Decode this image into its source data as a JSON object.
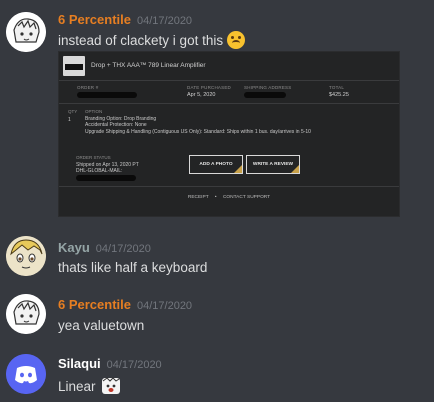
{
  "colors": {
    "background": "#36393f",
    "username_orange": "#e67e22",
    "username_teal": "#95a5a6",
    "username_white": "#ffffff",
    "timestamp": "#72767d",
    "text": "#dcddde"
  },
  "messages": [
    {
      "username": "6 Percentile",
      "timestamp": "04/17/2020",
      "text": "instead of clackety i got this",
      "emoji": "upside-down-face-emoji",
      "avatar": "anime-girl-avatar"
    },
    {
      "username": "Kayu",
      "timestamp": "04/17/2020",
      "text": "thats like half a keyboard",
      "avatar": "anime-face-avatar"
    },
    {
      "username": "6 Percentile",
      "timestamp": "04/17/2020",
      "text": "yea valuetown",
      "avatar": "anime-girl-avatar"
    },
    {
      "username": "Silaqui",
      "timestamp": "04/17/2020",
      "text": "Linear",
      "emoji": "custom-face-emoji",
      "avatar": "discord-logo-avatar"
    }
  ],
  "order": {
    "product_title": "Drop + THX AAA™ 789 Linear Amplifier",
    "labels": {
      "order_num": "ORDER #",
      "date": "DATE PURCHASED",
      "shipping": "SHIPPING ADDRESS",
      "total": "TOTAL",
      "qty": "QTY",
      "option": "OPTION",
      "status": "ORDER STATUS"
    },
    "date_value": "Apr 5, 2020",
    "total_value": "$425.25",
    "qty_value": "1",
    "options": [
      "Branding Option: Drop Branding",
      "Accidental Protection: None",
      "Upgrade Shipping & Handling (Contiguous US Only): Standard: Ships within 1 bus. day/arrives in 5-10"
    ],
    "status_lines": [
      "Shipped on Apr 13, 2020 PT",
      "DHL-GLOBAL-MAIL:"
    ],
    "buttons": {
      "add_photo": "ADD A PHOTO",
      "write_review": "WRITE A REVIEW"
    },
    "footer": {
      "receipt": "RECEIPT",
      "sep": "•",
      "contact": "CONTACT SUPPORT"
    }
  }
}
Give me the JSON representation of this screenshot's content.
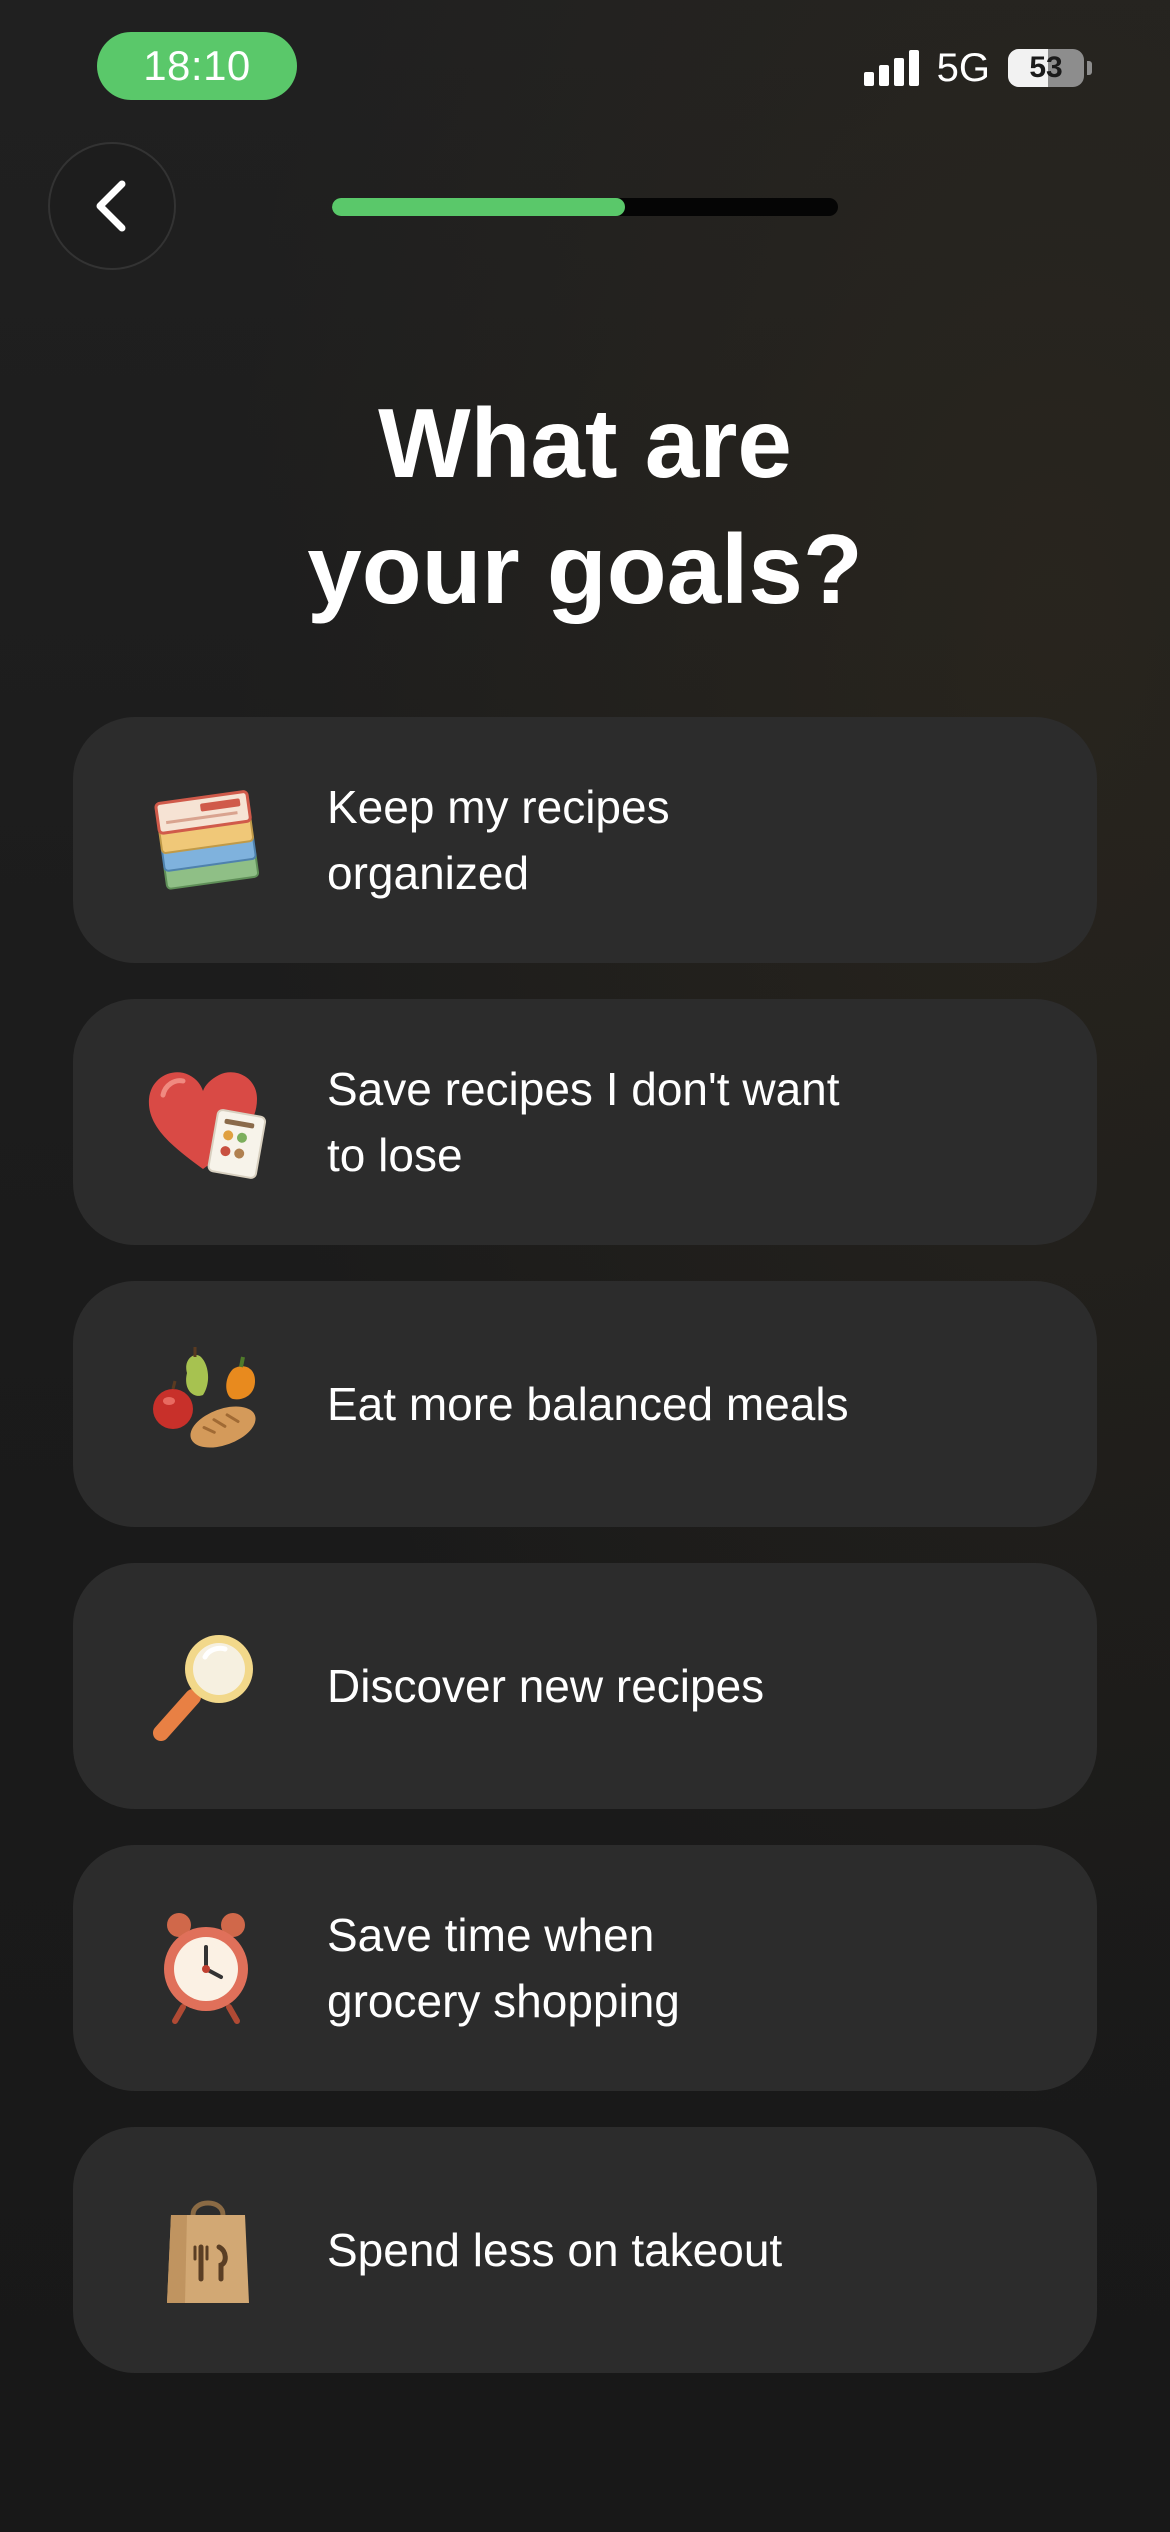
{
  "status_bar": {
    "time": "18:10",
    "network": "5G",
    "battery_level": "53",
    "battery_fraction": 0.53,
    "signal_bars": 4
  },
  "progress": {
    "fraction": 0.58,
    "color": "#5ac86a"
  },
  "back_icon": "chevron-left-icon",
  "title": "What are\nyour goals?",
  "goals": [
    {
      "label": "Keep my recipes\norganized",
      "icon": "recipe-cards-icon"
    },
    {
      "label": "Save recipes I don't want\nto lose",
      "icon": "heart-recipe-icon"
    },
    {
      "label": "Eat more balanced meals",
      "icon": "fruits-bread-icon"
    },
    {
      "label": "Discover new recipes",
      "icon": "magnifying-glass-icon"
    },
    {
      "label": "Save time when\ngrocery shopping",
      "icon": "alarm-clock-icon"
    },
    {
      "label": "Spend less on takeout",
      "icon": "takeout-bag-icon"
    }
  ],
  "colors": {
    "background": "#1c1c1c",
    "card": "#2c2c2c",
    "accent": "#5ac86a"
  }
}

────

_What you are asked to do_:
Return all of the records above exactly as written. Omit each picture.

_Finished exercise_:
Decode this image into its source data as a JSON object.
{
  "colors": {
    "background": "#36393f",
    "username_orange": "#e67e22",
    "username_teal": "#95a5a6",
    "username_white": "#ffffff",
    "timestamp": "#72767d",
    "text": "#dcddde"
  },
  "messages": [
    {
      "username": "6 Percentile",
      "timestamp": "04/17/2020",
      "text": "instead of clackety i got this",
      "emoji": "upside-down-face-emoji",
      "avatar": "anime-girl-avatar"
    },
    {
      "username": "Kayu",
      "timestamp": "04/17/2020",
      "text": "thats like half a keyboard",
      "avatar": "anime-face-avatar"
    },
    {
      "username": "6 Percentile",
      "timestamp": "04/17/2020",
      "text": "yea valuetown",
      "avatar": "anime-girl-avatar"
    },
    {
      "username": "Silaqui",
      "timestamp": "04/17/2020",
      "text": "Linear",
      "emoji": "custom-face-emoji",
      "avatar": "discord-logo-avatar"
    }
  ],
  "order": {
    "product_title": "Drop + THX AAA™ 789 Linear Amplifier",
    "labels": {
      "order_num": "ORDER #",
      "date": "DATE PURCHASED",
      "shipping": "SHIPPING ADDRESS",
      "total": "TOTAL",
      "qty": "QTY",
      "option": "OPTION",
      "status": "ORDER STATUS"
    },
    "date_value": "Apr 5, 2020",
    "total_value": "$425.25",
    "qty_value": "1",
    "options": [
      "Branding Option: Drop Branding",
      "Accidental Protection: None",
      "Upgrade Shipping & Handling (Contiguous US Only): Standard: Ships within 1 bus. day/arrives in 5-10"
    ],
    "status_lines": [
      "Shipped on Apr 13, 2020 PT",
      "DHL-GLOBAL-MAIL:"
    ],
    "buttons": {
      "add_photo": "ADD A PHOTO",
      "write_review": "WRITE A REVIEW"
    },
    "footer": {
      "receipt": "RECEIPT",
      "sep": "•",
      "contact": "CONTACT SUPPORT"
    }
  }
}
Give me the JSON representation of this screenshot's content.
{
  "status_bar": {
    "time": "18:10",
    "network": "5G",
    "battery_level": "53",
    "battery_fraction": 0.53,
    "signal_bars": 4
  },
  "progress": {
    "fraction": 0.58,
    "color": "#5ac86a"
  },
  "back_icon": "chevron-left-icon",
  "title": "What are\nyour goals?",
  "goals": [
    {
      "label": "Keep my recipes\norganized",
      "icon": "recipe-cards-icon"
    },
    {
      "label": "Save recipes I don't want\nto lose",
      "icon": "heart-recipe-icon"
    },
    {
      "label": "Eat more balanced meals",
      "icon": "fruits-bread-icon"
    },
    {
      "label": "Discover new recipes",
      "icon": "magnifying-glass-icon"
    },
    {
      "label": "Save time when\ngrocery shopping",
      "icon": "alarm-clock-icon"
    },
    {
      "label": "Spend less on takeout",
      "icon": "takeout-bag-icon"
    }
  ],
  "colors": {
    "background": "#1c1c1c",
    "card": "#2c2c2c",
    "accent": "#5ac86a"
  }
}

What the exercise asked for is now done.